Inside, I feel ugly and bitter and obsessed. Inside, I do things like order pregnancy tests in bulk and hide them from my husband and analyze my body constantly, searching for signs that aren’t there, even going so far as to gag dramatically with morning sickness that doesn’t exist. Month after month I do this, and then, when the blood comes, I learn to go numb.

Inside, I always felt alone.

Until I realized there are more of me. I realized that an entire world exists right beneath the surface of everyday life, a world that’s always active and awake, flickering on the screen, teeming with women who “get it” and can give me the comfort I’m seeking. They understand that every twinge in my abdomen is a possible implantation cramp, every breath the possibility and hope for a wave of nausea. Even my dreams are consumed with getting pregnant. Did you know that vivid dreams are also an early sign of pregnancy? They are.

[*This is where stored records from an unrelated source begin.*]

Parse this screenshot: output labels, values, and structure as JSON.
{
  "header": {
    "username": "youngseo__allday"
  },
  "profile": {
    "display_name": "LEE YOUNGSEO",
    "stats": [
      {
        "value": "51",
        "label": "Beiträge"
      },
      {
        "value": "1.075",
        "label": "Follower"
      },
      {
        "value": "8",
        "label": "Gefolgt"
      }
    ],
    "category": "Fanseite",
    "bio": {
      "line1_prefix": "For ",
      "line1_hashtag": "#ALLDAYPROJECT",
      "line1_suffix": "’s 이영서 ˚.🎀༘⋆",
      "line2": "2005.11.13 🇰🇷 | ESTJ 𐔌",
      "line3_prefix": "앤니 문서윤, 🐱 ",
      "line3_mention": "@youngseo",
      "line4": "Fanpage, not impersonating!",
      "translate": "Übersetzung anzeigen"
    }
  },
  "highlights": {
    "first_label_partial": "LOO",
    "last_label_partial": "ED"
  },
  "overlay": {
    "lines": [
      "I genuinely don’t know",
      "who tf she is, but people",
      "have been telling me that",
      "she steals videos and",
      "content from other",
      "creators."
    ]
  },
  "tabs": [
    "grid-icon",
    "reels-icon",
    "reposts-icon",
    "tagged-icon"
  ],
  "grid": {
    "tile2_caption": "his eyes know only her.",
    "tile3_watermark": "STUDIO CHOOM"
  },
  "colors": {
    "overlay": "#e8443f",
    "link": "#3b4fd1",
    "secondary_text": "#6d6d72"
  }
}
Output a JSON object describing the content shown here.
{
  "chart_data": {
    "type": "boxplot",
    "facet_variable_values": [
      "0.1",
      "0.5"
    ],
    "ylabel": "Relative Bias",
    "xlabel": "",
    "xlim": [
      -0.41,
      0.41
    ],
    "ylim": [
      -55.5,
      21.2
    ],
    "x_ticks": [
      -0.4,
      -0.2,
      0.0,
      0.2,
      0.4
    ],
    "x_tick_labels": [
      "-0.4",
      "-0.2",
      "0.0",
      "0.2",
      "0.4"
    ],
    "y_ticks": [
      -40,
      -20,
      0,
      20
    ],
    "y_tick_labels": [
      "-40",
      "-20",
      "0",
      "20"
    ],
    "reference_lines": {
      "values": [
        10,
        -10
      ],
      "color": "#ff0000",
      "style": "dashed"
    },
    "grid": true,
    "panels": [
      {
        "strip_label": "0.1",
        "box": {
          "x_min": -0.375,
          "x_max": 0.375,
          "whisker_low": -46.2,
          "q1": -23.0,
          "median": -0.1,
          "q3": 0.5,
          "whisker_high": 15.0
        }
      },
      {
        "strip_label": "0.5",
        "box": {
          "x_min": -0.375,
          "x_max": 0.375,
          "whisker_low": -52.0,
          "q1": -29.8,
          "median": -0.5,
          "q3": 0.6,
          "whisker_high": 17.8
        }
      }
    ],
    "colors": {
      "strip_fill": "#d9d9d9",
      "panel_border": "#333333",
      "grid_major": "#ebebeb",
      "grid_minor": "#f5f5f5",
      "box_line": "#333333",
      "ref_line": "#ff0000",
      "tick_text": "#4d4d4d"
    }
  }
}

These women are the ones who will say “I definitely see the start of a line!” when I post my pregnancy test (btw it’s called “tweaking” when you find ways to reveal lines that are practically — or totally —  invisible to the naked eye.) They cheer me on with phrases like “Hope this one sticks!” and “Sprinkling baby dust your way!” And, like me, these women are hiding out and scrolling ‘til the wee hours so they can check whether a fellow hopeful got her BFP, the acronym for “Big Fat Positive.”

I tell myself that I can quit these forums  anytime; I tell myself I’m not really one of them; I tell myself to “just relax” and I will get pregnant. But then, when my period comes, this time cruelly 4 days late, I turn to my on-screen world to share my news and get flooded with messages. “Next month is your month!!” and “Aw hon, I’m sorry, I know the feeling XO.”

Because, in the end, the women in these forums have given me something that I haven’t been able to find anywhere else. They have given me hope.



Chaunie Brusie is an OB nurse turned writer and author of several books. Her work has been published everywhere from The New York Times to The Washington Post to Parents magazine. After two miscarriages, Chaunie founded The Stay Strong Mom, a community of gift boxes for loss mothers, with proceeds donated to families who need help paying their medical bills after a pregnancy loss.